EXTRACTED RECORDS:
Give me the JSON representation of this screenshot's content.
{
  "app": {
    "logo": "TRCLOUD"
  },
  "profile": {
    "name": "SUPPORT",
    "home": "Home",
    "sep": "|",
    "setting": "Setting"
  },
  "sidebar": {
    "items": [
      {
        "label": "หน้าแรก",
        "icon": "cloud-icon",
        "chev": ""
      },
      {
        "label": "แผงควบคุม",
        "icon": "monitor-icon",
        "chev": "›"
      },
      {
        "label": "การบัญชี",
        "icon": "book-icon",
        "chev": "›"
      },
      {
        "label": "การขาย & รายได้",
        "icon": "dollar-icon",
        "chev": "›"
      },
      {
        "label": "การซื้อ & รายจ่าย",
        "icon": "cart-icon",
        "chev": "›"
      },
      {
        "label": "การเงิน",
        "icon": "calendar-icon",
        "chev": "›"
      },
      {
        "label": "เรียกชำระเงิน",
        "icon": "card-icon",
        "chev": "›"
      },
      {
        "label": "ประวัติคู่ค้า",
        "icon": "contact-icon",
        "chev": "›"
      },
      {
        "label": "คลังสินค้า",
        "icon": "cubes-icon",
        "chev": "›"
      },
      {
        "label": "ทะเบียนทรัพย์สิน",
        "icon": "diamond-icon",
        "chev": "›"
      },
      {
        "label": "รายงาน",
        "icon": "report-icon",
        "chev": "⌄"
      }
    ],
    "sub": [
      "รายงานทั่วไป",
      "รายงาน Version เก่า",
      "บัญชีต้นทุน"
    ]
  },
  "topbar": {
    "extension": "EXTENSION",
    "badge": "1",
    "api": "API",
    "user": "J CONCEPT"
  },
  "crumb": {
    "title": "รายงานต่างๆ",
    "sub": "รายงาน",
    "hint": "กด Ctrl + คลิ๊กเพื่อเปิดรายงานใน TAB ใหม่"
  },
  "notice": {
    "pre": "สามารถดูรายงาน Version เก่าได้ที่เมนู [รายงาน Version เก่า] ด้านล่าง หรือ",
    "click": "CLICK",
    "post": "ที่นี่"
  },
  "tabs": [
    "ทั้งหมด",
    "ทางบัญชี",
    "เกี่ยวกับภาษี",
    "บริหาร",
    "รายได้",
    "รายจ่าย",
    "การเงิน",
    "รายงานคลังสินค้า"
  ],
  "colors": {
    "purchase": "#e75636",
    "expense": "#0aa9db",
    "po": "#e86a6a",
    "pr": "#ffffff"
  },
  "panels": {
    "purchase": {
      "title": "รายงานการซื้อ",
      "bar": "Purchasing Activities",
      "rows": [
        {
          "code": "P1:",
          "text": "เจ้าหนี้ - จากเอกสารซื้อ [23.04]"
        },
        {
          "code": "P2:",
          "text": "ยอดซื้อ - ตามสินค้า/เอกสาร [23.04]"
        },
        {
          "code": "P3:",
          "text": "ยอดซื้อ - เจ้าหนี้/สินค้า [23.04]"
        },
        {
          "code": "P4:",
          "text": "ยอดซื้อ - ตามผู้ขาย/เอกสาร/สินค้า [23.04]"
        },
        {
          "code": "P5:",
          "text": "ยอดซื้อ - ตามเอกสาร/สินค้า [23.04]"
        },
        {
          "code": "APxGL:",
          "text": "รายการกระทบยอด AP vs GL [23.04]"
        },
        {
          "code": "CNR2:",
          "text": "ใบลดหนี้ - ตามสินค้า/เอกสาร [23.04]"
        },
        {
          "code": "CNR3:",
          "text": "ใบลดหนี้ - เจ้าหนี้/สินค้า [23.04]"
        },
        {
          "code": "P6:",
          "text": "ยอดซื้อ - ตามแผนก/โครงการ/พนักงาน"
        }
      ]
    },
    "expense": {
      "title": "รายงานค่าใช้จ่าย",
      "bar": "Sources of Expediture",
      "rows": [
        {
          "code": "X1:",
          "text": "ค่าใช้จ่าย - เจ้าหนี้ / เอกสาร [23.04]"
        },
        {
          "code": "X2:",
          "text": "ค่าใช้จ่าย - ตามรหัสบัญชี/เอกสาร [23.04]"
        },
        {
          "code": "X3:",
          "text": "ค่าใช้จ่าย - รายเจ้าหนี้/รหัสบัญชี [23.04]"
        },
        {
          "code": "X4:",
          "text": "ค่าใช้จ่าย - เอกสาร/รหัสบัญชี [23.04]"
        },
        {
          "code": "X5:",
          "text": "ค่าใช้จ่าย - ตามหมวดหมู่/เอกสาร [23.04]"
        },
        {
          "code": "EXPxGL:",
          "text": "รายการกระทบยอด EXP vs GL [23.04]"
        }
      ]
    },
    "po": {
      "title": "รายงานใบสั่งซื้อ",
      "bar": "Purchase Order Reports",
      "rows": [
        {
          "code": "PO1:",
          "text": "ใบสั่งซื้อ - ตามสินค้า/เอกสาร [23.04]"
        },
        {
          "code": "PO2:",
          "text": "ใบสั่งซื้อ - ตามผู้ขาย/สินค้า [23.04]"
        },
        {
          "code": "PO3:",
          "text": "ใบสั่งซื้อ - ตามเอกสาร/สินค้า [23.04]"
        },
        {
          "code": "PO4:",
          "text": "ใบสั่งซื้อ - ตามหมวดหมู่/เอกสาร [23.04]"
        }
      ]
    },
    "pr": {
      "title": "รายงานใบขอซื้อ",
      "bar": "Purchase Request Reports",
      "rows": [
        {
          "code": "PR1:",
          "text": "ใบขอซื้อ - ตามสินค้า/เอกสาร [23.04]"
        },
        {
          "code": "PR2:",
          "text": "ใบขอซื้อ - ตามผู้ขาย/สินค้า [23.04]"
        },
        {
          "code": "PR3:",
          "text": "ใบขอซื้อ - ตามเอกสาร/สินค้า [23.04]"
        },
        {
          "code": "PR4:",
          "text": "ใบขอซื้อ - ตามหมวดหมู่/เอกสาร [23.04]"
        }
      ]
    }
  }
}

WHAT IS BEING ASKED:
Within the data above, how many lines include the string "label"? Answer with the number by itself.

EXPECTED ANSWER:
11